Exercise directions: In the data below, locate each line with the word "title" and list it.

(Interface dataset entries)
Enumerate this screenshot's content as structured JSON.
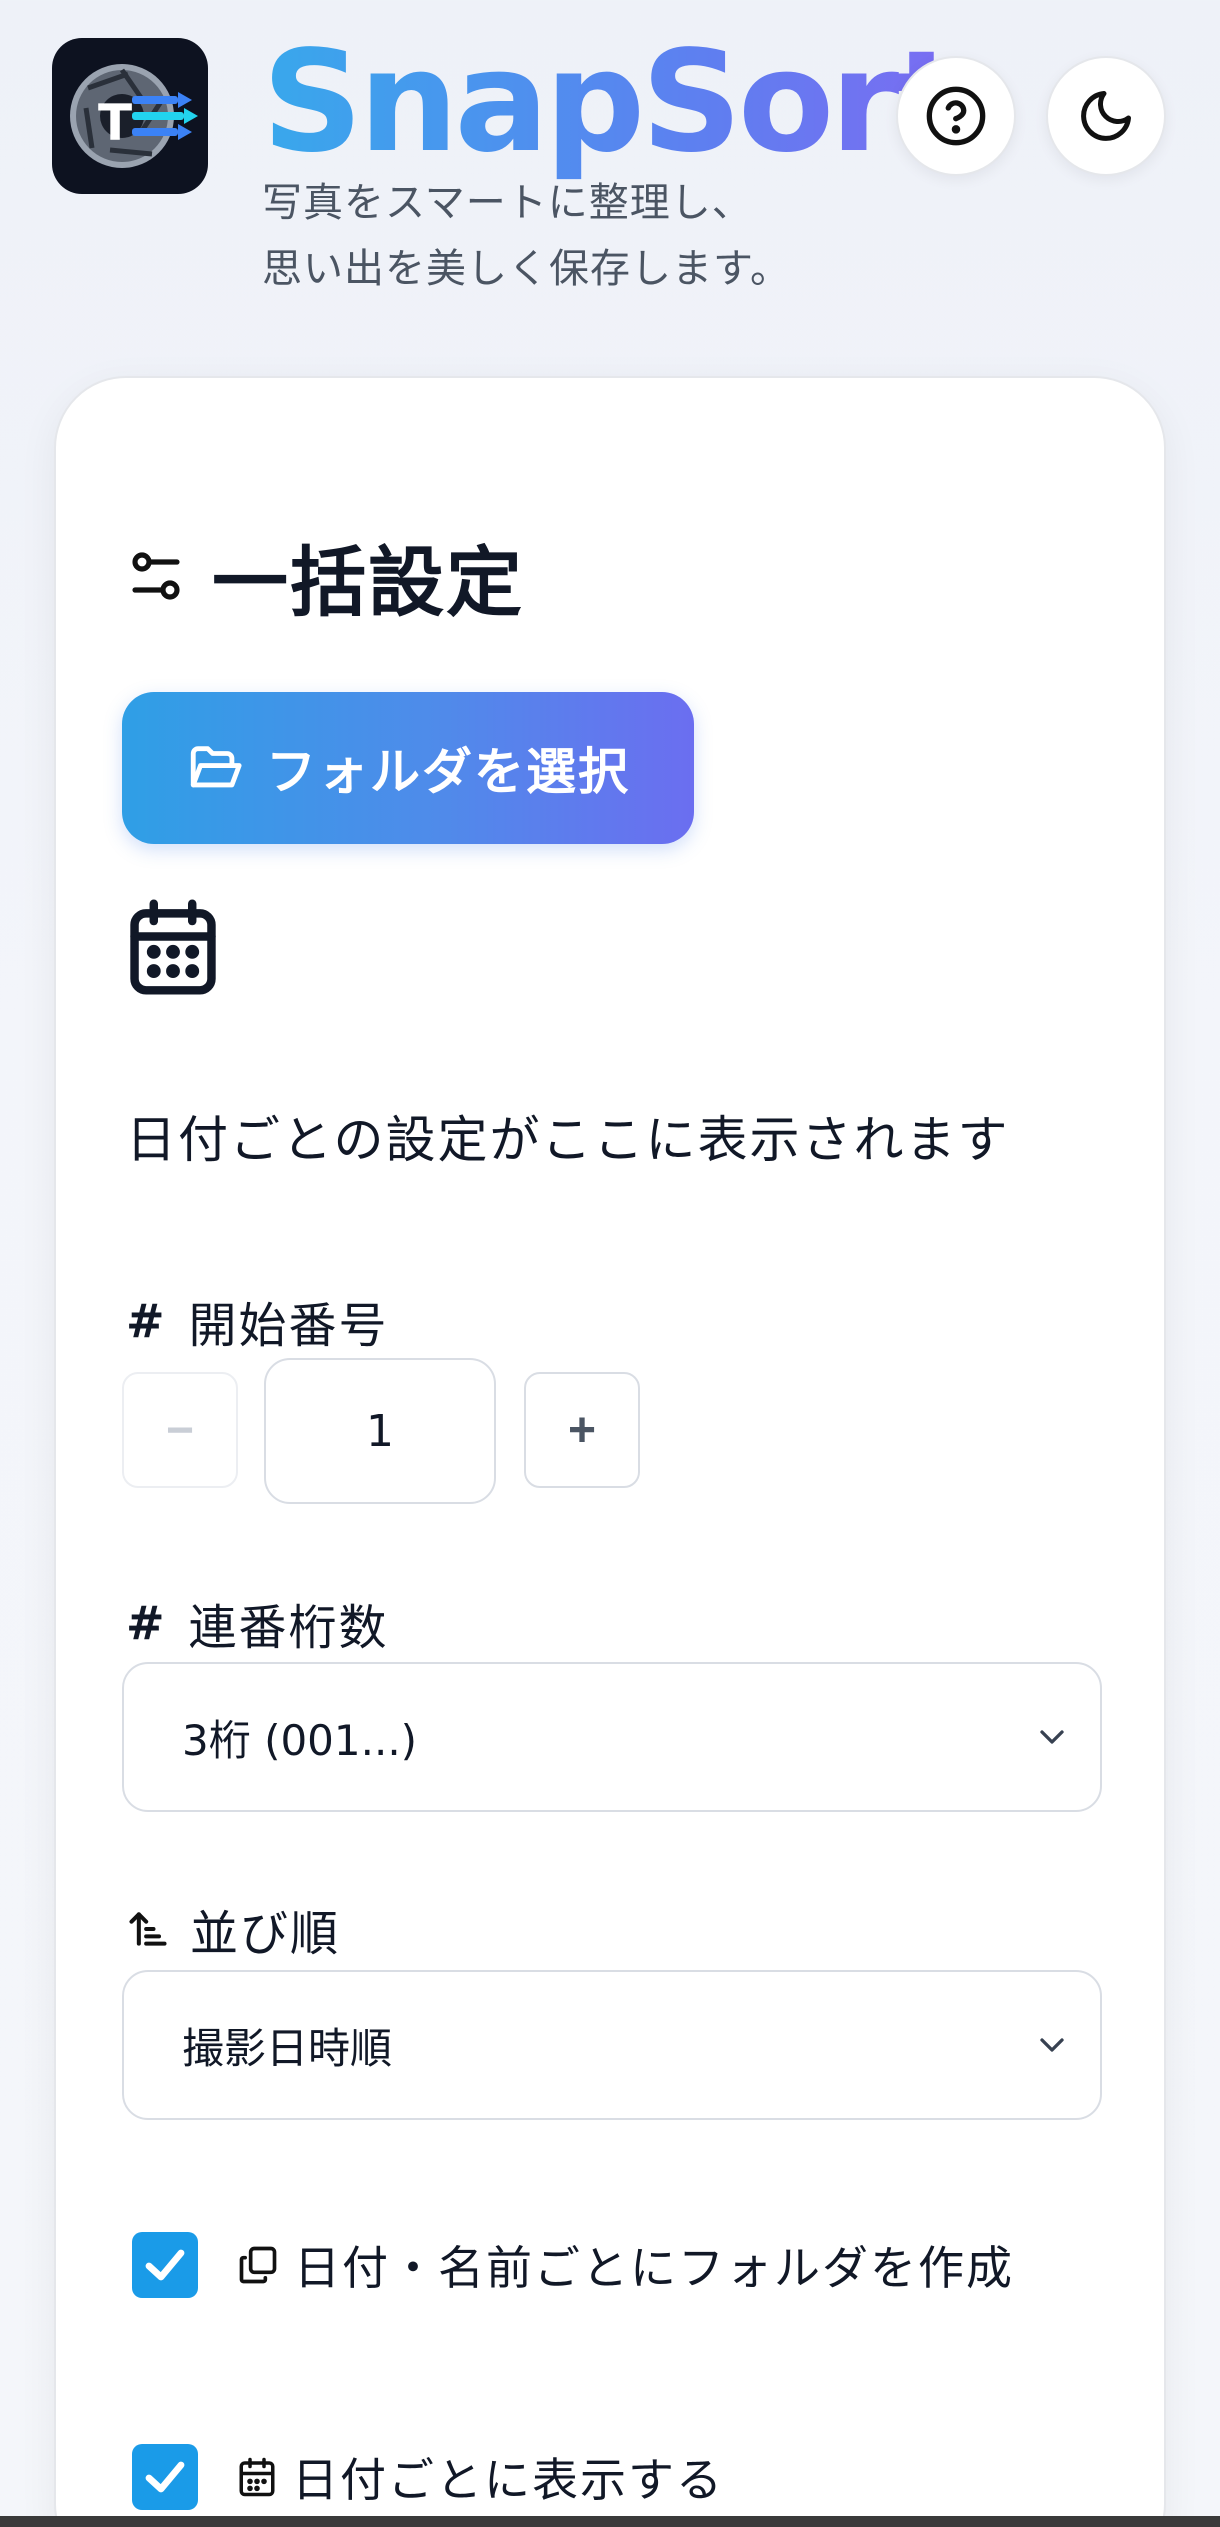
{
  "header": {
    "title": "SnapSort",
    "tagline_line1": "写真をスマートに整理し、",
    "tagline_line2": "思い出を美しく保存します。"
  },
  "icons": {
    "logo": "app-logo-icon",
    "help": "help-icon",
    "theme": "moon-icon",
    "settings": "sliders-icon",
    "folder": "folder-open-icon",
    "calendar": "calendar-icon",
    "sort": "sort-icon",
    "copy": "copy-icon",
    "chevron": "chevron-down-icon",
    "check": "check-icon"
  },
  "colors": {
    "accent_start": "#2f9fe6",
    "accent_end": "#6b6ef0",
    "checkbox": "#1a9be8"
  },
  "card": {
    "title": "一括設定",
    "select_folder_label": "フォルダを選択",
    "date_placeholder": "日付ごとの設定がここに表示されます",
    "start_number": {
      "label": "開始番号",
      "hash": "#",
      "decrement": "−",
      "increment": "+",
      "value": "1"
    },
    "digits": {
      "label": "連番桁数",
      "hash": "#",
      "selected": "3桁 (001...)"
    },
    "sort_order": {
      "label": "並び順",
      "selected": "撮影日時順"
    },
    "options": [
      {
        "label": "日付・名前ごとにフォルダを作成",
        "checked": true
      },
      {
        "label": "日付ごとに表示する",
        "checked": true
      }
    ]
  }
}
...
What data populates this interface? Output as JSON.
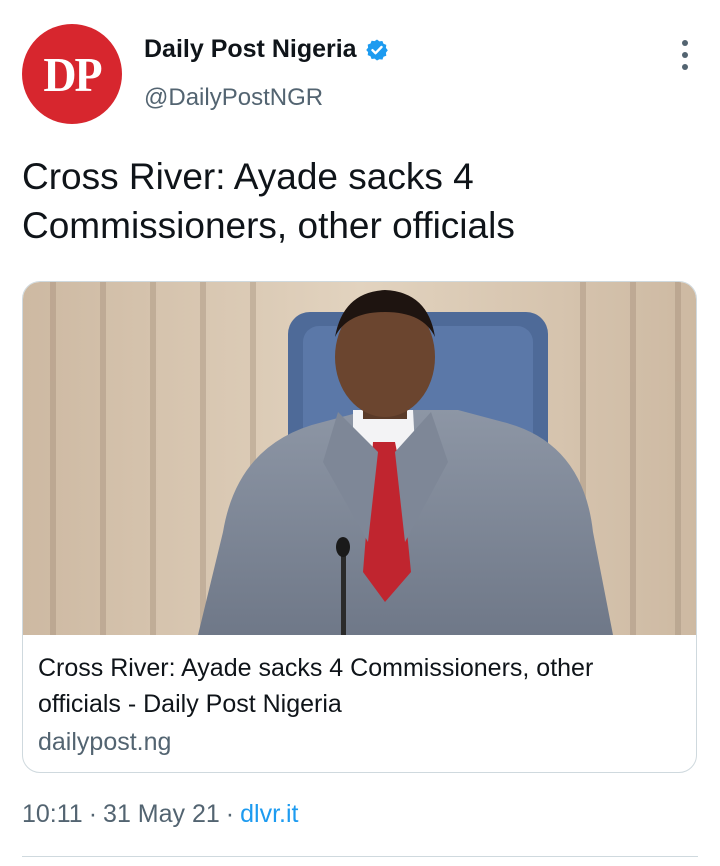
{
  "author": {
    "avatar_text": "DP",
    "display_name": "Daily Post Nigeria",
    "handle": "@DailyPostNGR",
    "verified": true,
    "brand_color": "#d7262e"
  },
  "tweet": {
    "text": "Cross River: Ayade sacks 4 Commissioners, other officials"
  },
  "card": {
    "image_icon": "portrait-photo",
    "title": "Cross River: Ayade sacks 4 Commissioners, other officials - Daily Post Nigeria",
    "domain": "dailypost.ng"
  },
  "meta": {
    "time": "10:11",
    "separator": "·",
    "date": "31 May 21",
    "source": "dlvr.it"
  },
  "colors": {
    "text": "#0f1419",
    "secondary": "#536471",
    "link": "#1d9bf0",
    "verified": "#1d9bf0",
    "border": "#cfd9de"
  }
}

Output of the exercise:
    "title": "SnapSort",
    "title": "一括設定",
    "title": "Cross River: Ayade sacks 4 Commissioners, other officials - Daily Post Nigeria",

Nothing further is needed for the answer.